(Data records for software interfaces)
+---+
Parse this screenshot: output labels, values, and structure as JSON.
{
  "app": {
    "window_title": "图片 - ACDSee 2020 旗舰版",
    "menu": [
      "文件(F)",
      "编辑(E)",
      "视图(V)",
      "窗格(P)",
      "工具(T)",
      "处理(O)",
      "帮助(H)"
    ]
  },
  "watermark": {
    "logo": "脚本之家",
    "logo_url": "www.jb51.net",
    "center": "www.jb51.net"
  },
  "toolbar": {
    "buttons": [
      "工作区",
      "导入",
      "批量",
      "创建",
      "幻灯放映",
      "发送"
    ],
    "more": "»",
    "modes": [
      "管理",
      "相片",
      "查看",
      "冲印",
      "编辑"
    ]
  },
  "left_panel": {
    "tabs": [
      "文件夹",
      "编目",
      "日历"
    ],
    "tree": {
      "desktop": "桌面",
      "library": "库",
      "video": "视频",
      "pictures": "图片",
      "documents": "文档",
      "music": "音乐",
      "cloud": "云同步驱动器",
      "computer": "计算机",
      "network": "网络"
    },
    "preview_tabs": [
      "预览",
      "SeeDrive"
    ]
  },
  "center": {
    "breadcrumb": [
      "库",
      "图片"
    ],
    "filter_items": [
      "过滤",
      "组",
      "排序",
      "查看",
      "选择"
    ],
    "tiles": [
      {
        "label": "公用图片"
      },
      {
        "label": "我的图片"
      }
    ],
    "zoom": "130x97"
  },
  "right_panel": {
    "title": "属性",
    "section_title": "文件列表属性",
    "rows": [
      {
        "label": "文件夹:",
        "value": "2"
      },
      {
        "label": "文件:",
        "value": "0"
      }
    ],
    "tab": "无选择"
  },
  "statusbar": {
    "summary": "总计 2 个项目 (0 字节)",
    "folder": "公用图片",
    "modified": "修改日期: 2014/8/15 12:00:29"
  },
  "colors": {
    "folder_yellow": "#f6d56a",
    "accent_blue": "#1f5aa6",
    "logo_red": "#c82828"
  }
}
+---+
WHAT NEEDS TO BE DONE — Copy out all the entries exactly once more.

RESULT —
Parse this screenshot: output labels, values, and structure as JSON.
{
  "app": {
    "window_title": "图片 - ACDSee 2020 旗舰版",
    "menu": [
      "文件(F)",
      "编辑(E)",
      "视图(V)",
      "窗格(P)",
      "工具(T)",
      "处理(O)",
      "帮助(H)"
    ]
  },
  "watermark": {
    "logo": "脚本之家",
    "logo_url": "www.jb51.net",
    "center": "www.jb51.net"
  },
  "toolbar": {
    "buttons": [
      "工作区",
      "导入",
      "批量",
      "创建",
      "幻灯放映",
      "发送"
    ],
    "more": "»",
    "modes": [
      "管理",
      "相片",
      "查看",
      "冲印",
      "编辑"
    ]
  },
  "left_panel": {
    "tabs": [
      "文件夹",
      "编目",
      "日历"
    ],
    "tree": {
      "desktop": "桌面",
      "library": "库",
      "video": "视频",
      "pictures": "图片",
      "documents": "文档",
      "music": "音乐",
      "cloud": "云同步驱动器",
      "computer": "计算机",
      "network": "网络"
    },
    "preview_tabs": [
      "预览",
      "SeeDrive"
    ]
  },
  "center": {
    "breadcrumb": [
      "库",
      "图片"
    ],
    "filter_items": [
      "过滤",
      "组",
      "排序",
      "查看",
      "选择"
    ],
    "tiles": [
      {
        "label": "公用图片"
      },
      {
        "label": "我的图片"
      }
    ],
    "zoom": "130x97"
  },
  "right_panel": {
    "title": "属性",
    "section_title": "文件列表属性",
    "rows": [
      {
        "label": "文件夹:",
        "value": "2"
      },
      {
        "label": "文件:",
        "value": "0"
      }
    ],
    "tab": "无选择"
  },
  "statusbar": {
    "summary": "总计 2 个项目 (0 字节)",
    "folder": "公用图片",
    "modified": "修改日期: 2014/8/15 12:00:29"
  },
  "colors": {
    "folder_yellow": "#f6d56a",
    "accent_blue": "#1f5aa6",
    "logo_red": "#c82828"
  }
}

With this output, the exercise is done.